is lying. Schwartz also testified that Wedig said nothing inappropriate or abusive to BWM,
Reinbold echoed this, saying she took Wedig's comment merely as encouragement for BWM
on the transfer. None of the three employees is a purely objective observer, since all of
some measure of discipline out of this incident. However, Schwartz's discipline is relatively
and Reinbold's was expunged in the grievance procedure. I do not discount their
impressions of what
went on in BWM's room. Moreover, the arbitrator, who has no stake in the matter, cannot
what it was about Wedig's comment that constituted abuse. The substance of the comment
been less than perfect, but a reasonable person would not find it abusive. As with the first
tone is important, but there is nothing to suggest a harsh tone.
D. Summary and Conclusion
The Grievants' are plainly guilty of failing to follow the care plan for BWM, in that
transferred her on February 27th without using a gait belt. This is not a
trivial matter, but neither is
it the type of offense that would warrant more than the normal progression of discipline.
step in that progression is a verbal reprimand. On the far more serious question of verbal
fact that the State found insufficient evidence to establish abuse is not relevant to this dispute.
parties have agreed to use the State's determination in cases of discharge, but have left other
of discipline cases to the judgment of the Arbitrator. From the evidence adduced at hearing,
it is clear
that BWM was quite upset, and the Home had the right and the obligation to take her
seriously. Certainly, if the evidence showed that the aides said the words that she initially
including the lunchroom exchanges, there would be verbal abuse, and the County would be
to take action. However, the evidence does not establish that those words were said. What
may have been taken ill by BWM, who was in pain and resentful of both the transfer
her disabilities. An objective review of the substance of the comments does not show
is obviously abusive, and there is no evidence that Wedig's tone of voice would have
abusive intent. Without in any way questioning the good faith of the resident in
complaining, or of
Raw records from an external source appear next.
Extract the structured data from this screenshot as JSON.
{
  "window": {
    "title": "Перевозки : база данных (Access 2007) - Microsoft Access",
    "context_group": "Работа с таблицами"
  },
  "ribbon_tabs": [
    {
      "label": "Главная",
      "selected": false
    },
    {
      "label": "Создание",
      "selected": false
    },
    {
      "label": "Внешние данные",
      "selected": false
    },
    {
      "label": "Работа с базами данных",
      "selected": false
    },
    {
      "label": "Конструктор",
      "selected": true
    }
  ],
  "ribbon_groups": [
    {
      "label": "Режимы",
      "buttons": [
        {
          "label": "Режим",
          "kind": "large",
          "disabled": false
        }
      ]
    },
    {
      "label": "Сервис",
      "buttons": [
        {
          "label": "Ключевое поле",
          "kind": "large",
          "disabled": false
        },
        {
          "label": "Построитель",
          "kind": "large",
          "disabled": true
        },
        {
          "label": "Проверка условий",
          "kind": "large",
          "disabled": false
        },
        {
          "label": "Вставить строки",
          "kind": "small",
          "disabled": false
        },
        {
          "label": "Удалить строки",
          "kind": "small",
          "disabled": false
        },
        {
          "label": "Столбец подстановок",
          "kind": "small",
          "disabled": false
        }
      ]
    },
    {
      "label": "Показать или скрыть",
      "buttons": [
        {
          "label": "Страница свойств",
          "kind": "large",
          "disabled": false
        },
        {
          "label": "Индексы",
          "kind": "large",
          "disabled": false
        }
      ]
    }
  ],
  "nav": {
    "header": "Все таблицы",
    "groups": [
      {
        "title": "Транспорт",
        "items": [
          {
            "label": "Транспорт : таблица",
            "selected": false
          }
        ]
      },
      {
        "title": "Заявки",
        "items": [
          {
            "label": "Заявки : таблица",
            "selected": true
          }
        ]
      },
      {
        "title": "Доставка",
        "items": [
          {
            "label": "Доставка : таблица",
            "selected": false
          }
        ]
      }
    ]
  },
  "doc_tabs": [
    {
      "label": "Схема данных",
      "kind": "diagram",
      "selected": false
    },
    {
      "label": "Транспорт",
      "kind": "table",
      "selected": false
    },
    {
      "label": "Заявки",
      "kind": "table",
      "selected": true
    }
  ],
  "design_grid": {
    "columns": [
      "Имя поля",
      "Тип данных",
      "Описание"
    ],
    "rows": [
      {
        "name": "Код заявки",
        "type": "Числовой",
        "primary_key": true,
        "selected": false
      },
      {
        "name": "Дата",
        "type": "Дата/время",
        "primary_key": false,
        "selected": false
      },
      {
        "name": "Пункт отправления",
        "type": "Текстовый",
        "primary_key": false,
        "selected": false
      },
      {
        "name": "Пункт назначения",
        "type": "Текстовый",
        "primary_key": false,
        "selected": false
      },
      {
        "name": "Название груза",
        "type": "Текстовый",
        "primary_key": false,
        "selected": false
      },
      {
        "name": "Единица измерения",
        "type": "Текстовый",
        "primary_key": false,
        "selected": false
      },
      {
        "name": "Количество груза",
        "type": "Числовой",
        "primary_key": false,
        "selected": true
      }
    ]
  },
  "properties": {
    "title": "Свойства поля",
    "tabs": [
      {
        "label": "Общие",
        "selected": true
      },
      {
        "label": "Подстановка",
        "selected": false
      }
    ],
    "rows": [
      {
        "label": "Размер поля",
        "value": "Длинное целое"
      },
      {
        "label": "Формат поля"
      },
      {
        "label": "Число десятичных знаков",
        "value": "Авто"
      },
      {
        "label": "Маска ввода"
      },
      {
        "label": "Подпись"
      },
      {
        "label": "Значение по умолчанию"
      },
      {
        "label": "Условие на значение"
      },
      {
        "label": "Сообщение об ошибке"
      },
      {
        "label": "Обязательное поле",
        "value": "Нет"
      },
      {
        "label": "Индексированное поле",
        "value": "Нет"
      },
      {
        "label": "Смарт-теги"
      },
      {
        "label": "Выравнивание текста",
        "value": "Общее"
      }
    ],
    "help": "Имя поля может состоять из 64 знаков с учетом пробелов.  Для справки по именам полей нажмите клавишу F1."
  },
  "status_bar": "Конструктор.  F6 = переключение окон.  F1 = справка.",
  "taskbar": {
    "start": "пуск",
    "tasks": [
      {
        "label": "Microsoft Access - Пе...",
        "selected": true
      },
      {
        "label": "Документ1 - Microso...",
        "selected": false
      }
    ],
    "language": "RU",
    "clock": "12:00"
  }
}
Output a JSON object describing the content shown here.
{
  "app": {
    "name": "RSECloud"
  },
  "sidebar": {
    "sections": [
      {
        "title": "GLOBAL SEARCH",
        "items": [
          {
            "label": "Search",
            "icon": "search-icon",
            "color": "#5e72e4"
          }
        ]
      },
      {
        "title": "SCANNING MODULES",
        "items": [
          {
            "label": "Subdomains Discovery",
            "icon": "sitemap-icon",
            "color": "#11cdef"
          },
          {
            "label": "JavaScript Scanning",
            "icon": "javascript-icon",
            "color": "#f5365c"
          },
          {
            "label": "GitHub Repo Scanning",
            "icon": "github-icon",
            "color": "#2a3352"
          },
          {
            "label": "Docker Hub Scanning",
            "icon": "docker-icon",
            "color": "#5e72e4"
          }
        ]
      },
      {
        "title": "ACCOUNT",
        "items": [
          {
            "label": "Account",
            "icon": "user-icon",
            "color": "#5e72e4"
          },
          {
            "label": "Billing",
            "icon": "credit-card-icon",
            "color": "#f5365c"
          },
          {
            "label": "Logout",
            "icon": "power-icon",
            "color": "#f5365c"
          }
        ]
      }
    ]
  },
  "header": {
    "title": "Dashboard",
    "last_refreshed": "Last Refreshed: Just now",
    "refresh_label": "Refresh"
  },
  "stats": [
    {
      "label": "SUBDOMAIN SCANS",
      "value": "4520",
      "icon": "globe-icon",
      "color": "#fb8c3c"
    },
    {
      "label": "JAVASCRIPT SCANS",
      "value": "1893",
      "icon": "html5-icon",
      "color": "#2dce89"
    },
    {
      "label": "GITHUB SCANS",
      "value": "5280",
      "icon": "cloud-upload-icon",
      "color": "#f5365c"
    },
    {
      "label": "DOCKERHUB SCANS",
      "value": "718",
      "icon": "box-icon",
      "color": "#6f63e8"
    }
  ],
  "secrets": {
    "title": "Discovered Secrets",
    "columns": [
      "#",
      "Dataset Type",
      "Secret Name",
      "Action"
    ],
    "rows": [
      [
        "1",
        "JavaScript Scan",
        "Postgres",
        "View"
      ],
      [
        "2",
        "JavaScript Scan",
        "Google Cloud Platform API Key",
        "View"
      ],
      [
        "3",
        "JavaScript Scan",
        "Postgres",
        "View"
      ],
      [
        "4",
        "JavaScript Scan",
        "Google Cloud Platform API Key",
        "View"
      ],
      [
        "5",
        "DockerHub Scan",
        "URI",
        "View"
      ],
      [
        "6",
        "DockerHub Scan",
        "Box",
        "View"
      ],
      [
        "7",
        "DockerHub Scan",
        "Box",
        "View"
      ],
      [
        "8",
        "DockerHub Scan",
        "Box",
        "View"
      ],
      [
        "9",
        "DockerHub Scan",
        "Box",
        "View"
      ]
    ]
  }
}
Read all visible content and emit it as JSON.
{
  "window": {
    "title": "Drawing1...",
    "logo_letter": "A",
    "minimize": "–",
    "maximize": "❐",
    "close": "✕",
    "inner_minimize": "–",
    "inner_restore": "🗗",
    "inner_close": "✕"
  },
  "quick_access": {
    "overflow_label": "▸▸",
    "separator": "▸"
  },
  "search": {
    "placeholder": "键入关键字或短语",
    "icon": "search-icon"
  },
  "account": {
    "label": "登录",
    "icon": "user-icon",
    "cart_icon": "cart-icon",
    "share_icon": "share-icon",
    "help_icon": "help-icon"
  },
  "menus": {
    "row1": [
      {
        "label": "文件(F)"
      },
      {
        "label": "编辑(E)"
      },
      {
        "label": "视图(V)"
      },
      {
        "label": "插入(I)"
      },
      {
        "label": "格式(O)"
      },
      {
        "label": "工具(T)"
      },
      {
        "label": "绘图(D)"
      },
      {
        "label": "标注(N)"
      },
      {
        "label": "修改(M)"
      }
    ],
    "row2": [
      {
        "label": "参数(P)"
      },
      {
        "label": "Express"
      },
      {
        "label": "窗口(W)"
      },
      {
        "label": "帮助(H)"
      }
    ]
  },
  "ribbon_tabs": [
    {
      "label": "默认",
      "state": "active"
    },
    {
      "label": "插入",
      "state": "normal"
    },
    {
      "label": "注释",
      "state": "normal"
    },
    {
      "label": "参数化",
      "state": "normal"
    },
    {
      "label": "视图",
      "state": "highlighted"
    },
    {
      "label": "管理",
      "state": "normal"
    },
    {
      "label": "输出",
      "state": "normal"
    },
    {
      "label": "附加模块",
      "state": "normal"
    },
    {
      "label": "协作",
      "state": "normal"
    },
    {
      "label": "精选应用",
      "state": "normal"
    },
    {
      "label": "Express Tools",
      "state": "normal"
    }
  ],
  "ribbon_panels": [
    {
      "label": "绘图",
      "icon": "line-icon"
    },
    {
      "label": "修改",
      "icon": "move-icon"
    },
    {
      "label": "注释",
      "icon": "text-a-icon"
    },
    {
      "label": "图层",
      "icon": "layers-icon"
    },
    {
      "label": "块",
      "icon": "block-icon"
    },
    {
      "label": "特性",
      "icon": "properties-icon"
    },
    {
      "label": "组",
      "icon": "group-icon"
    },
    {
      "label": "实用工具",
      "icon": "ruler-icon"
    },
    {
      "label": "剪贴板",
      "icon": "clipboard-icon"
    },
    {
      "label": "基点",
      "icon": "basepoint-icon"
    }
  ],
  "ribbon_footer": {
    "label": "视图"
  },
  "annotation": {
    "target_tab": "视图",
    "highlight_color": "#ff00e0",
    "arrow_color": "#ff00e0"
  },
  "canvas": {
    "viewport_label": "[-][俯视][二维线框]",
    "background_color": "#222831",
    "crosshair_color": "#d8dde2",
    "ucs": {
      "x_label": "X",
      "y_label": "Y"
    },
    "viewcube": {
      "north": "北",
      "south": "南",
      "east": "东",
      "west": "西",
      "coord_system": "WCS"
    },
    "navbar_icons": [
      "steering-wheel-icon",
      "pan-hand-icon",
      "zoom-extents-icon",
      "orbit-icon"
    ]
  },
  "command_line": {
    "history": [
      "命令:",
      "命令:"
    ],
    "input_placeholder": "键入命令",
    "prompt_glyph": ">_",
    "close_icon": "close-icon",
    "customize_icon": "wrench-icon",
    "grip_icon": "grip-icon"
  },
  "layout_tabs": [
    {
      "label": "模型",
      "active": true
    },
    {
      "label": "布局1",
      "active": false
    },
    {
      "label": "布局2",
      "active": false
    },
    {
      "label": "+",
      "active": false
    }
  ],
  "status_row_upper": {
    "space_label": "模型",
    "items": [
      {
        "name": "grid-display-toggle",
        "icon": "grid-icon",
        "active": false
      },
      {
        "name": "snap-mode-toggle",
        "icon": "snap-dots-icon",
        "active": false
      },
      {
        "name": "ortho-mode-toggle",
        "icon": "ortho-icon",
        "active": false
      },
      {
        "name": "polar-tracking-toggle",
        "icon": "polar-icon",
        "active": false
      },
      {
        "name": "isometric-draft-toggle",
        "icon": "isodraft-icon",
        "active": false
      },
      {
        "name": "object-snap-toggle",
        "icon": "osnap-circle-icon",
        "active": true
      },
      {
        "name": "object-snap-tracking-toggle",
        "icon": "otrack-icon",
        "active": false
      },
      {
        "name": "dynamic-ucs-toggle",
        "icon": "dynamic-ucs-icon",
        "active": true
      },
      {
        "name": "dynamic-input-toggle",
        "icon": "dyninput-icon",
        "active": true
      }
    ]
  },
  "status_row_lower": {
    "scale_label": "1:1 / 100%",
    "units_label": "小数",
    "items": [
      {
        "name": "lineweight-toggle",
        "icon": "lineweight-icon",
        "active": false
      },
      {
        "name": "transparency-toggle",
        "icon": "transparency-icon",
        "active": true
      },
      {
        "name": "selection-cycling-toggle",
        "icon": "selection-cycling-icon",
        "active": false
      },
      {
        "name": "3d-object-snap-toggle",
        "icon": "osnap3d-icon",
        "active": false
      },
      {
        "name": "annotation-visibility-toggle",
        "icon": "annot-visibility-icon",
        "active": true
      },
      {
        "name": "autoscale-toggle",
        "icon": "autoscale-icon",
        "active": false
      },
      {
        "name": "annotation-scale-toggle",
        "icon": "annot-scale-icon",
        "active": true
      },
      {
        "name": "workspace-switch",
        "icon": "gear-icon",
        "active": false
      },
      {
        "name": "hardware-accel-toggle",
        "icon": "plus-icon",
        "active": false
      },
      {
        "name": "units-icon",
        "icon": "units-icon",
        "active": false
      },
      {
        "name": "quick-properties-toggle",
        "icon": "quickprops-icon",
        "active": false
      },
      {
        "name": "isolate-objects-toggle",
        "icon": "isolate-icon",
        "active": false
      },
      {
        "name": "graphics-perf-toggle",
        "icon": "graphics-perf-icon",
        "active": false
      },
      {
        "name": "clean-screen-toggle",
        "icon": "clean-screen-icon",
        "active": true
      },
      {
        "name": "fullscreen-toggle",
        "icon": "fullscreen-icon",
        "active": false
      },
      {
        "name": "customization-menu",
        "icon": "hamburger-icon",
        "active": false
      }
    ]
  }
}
the County in responding strongly, the evidence does not support the charge of verbal abuse.
Neither, of course, can it support a charge of failing to intervene to prevent abuse.
conclude that the County had just cause to reprimand both Grievants for failure to follow the
resident's care plan, but I also conclude that it lacked just cause for suspending Wedig or
written reprimand to Schwartz.
On the basis of the foregoing, and the record as a whole, I have made the
1. The County had just cause to issue a verbal reprimand to
both Alice Wedig and Sherry
Schwartz for failing to use a gait belt to transfer resident BWM on February 27, 2000;
2. The County did not have just cause to issue a written
warning to Sherry Schwartz for
failing to intervene to prevent verbal abuse of a resident and/or failing to report verbal abuse
3. The County did not have just cause to suspend Alice
Wedig for two days for verbal
abuse of a resident and/or disrespectful treatment of a resident;
4. The appropriate remedy is to remove all reference to the
discipline, other than to a
verbal reprimand to each employee for failing to use a gait belt, from
their personnel files; to limit the verbal reprimands to six months
in the personnel files; 1/ and to
make Wedig whole by repaying her for the two days' wages lost by reason of her
1/ The contract provides that disciplinary
warnings are removed after 12 months if there is no repeat of the
conduct. However, in the grievance procedure, the County's Personnel Committee limited
warning to six months. It would be a perverse result if, as a consequence of winning in
arbitration, and being found
not guilty of the more serious charges, she received a more durable warning in her file.
Further, since the result
of this arbitration is that Schwartz and Wedig have been found guilty of precisely the same
conduct, and are
therefore similarly situated, the penalties must parallel one another. Accordingly, the verbal
reprimands are limited
to six months duration from the original March 3, 2000 date of issuance, unless during that
time, the misconduct
had been repeated.
Dated at Racine, Wisconsin, this 31st day of January, 2001.
Daniel Nielsen, Arbitrator